Why is my Pelvic Floor So Important?
For many reasons your pelvic floor can lose the inherent muscle tone, keeping the area healthy is necessary especially at key hormonal times such as pregnancy and menopause. Doing...MORE
Incontinence is a prevalent health condition that is rarely discussed as people living with the condition are often embarrassed to discuss it with their healthcare provider. Incontinence includes the...MORE
Exercise Considerations for Prolapse
Learn how to activate your pelvic floor muscles Use this activation especially immediately before a “lift” and “push” Learn to lift with good posture, especially in the low back...MORE
Pilates—How it Works
Reformer Work This incorporates the Stott Pilates method of exercise on a specialized piece of equipment using springs and pulls. This implements muscles to be used concentric and eccentric...MORE
Orthopaedic Manual Therapy: What is it?
The profession of Physiotherapy or Physical Therapy has a number of specialized areas of practice. Orthopaedic Manual Therapy is one such specialized area. The International Federation of Orthopaedic Manipulative...MORE
Mobilization & Manipulation
Are They the Same Thing? Mobilization and manipulation are terms that have become interchangeable. The lack of a clear definition of these terms often results in communication problems and...MORE
Pelvic Organ Prolapse Symptoms
Sensation of pressure or heaviness Feeling a bulge Urinary symptoms such as stress incontinence and frequent urination Bowel symptoms such as constipation and straining General discomfort with functional activities...MORE
Exercise Your Pelvic Floor Muscles
Once you have mastered the art of contracting your pelvic floor muscles: “Squeeze and lift” for longer (up to 10 seconds) Repeat 10 times You can do the exercise...MORE
Are You at Risk of Pelvic Floor Problems?

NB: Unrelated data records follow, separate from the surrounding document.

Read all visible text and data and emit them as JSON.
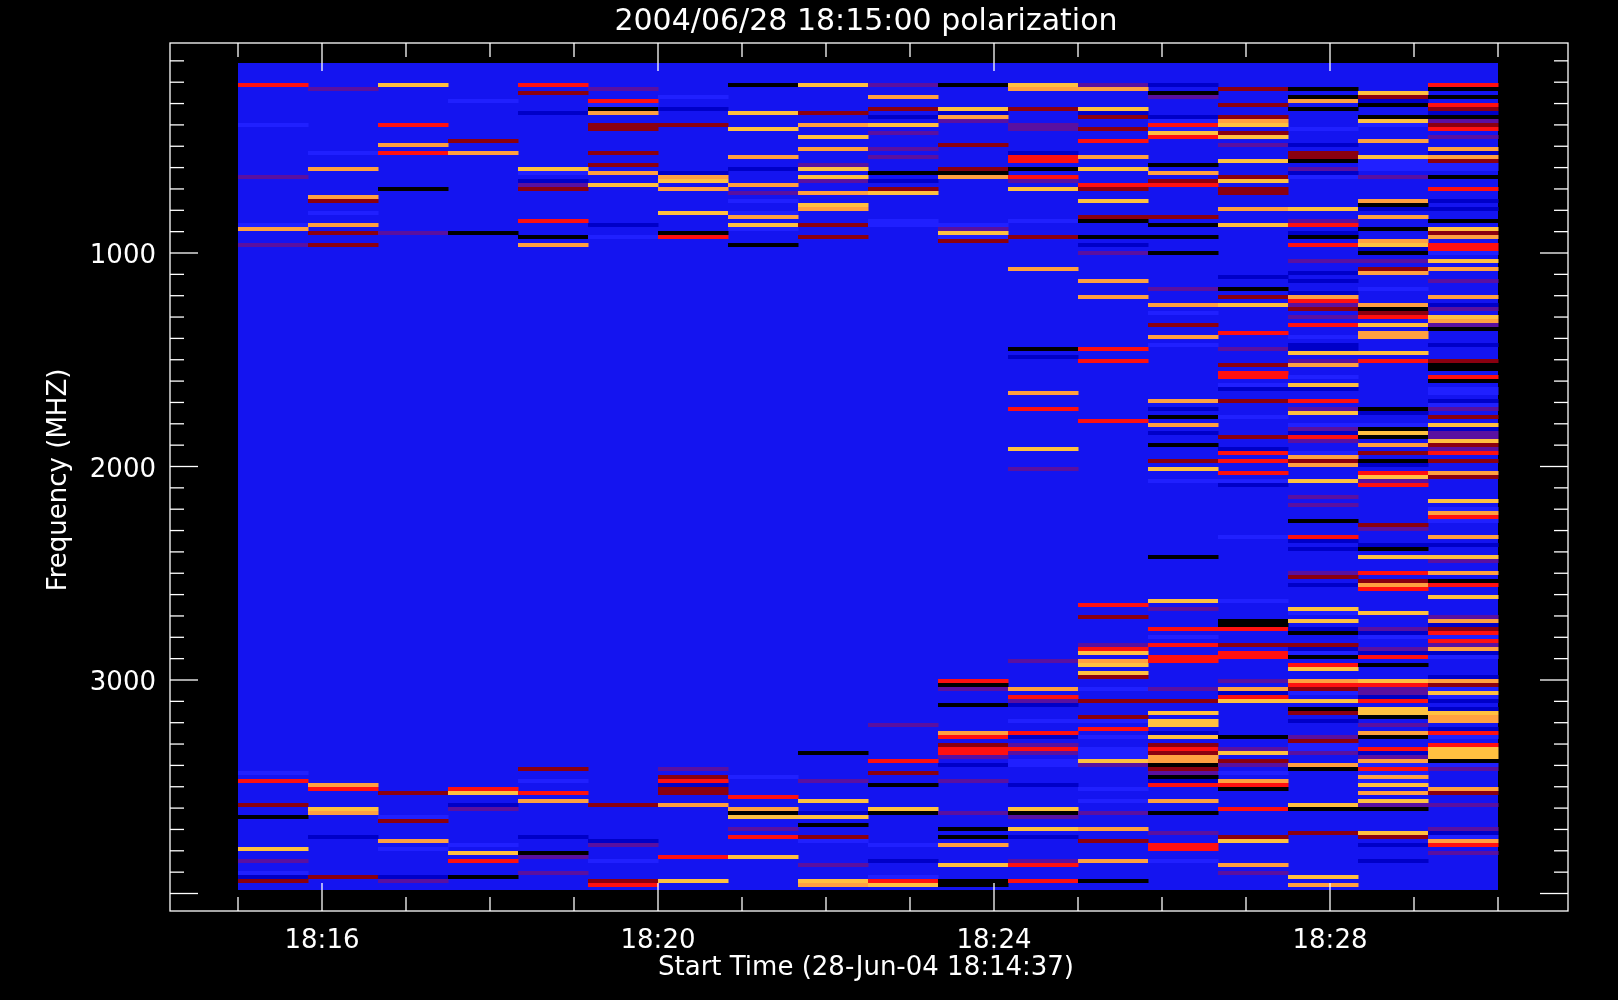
{
  "title": "2004/06/28 18:15:00 polarization",
  "y_axis": {
    "label": "Frequency (MHZ)",
    "ticks": [
      "1000",
      "2000",
      "3000"
    ]
  },
  "x_axis": {
    "label": "Start Time (28-Jun-04 18:14:37)",
    "ticks": [
      "18:16",
      "18:20",
      "18:24",
      "18:28"
    ]
  },
  "plot": {
    "kind": "spectrogram"
  }
}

You are at greatest risk of pelvic floor problems if you are in one or more of the following groups: Pregnant or postnatal women. Women who have ever had...MORE

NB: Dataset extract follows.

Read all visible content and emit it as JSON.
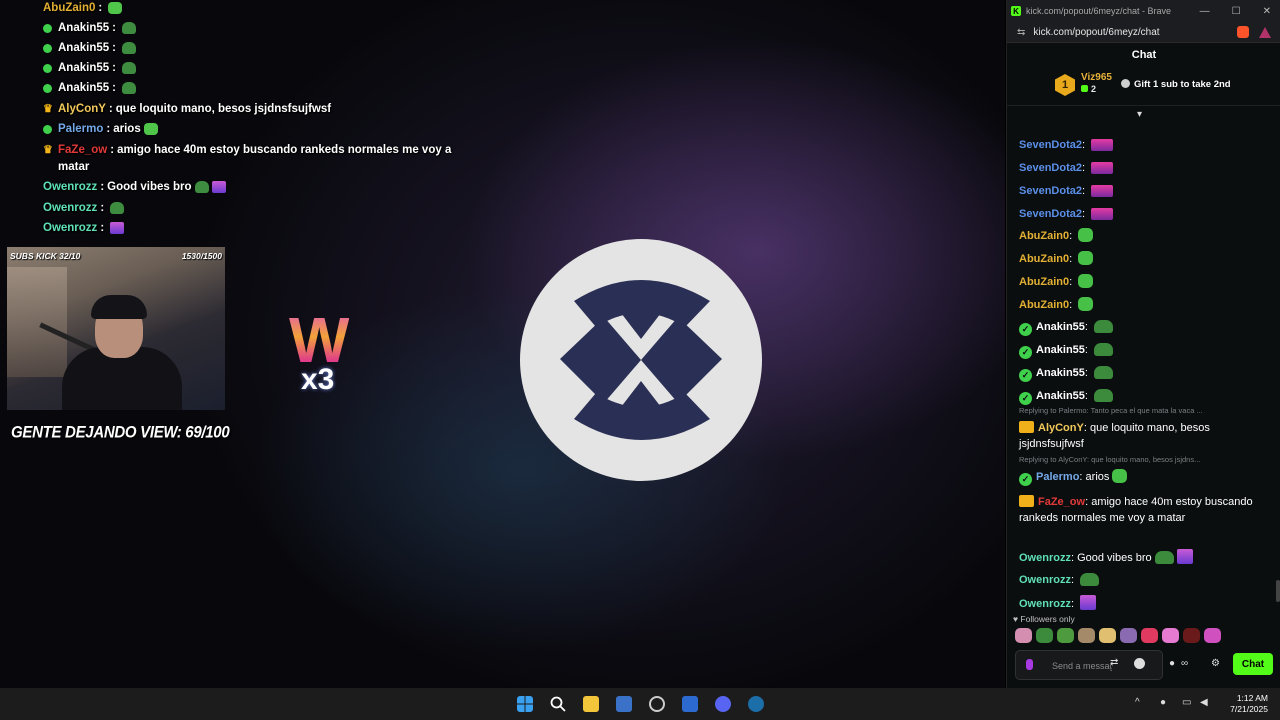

How Do I Know if I Have a Pelvic Floor Problem?
Common signs and symptoms of a problem with your pelvic floor include: Accidentally leaking urine when your exercise, laugh, cough, or sneeze. Needing to get to the toilet in...MORE
Diastasis in Rectus Abdominus Muscles
The abdominal muscles form a strong but elastic “wall” behind which a baby can grow safely in the uterus. The abdominals also help to support the spine and assist...MORE
What is Pain?
The International Association for the Study of Pain (IASP) has defined pain as “an unpleasant sensory and emotional experience associated with ACTUAL or POTENTIAL tissue damage”. Pain is personal,...MORE
Role of Exercise in Lymphedema Treatment
A well-balanced exercise program with other treatment options used in the management for lymphedema is an important component to reduce swelling and a vital tool to continue with normal...MORE
The Third Body System – Lymphatic System
With swelling caused by insufficient Lymphatic System it is necessary to re-route the lymph flow around blocked area(s) into more central and healthy lymph vessels. This goal is achieved...MORE
Lymphedema – What is this?
The lymphatic system consists of lymph vessels and lymph nodes throughout the body. These vessels collect lymphatic fluid which is composed of protein, water, fats, and waste products from...MORE
What’s Not Normal?
A POST-PARTUM CHECKLIST FOR SYMPTOMS TO WATCH FOR: Ongoing back, pelvis, groin or abdominal pain. Leaking urine, gas or stool with laughing, coughing, jumping, sneezing, lifting, walking, running, etc....MORE
What do the Books Say?
Overall there is evidence for widespread recommendation for pelvic floor muscle training for women and for stress and urge mixed incontinence. This program should consist of (1) A trial...MORE
Pelvic Floor Exercise
Pelvic floor muscle training exercises can strengthen the muscles under the uterus, bladder and bowel. They can help both men and women who have bladder and bowel control problems....MORE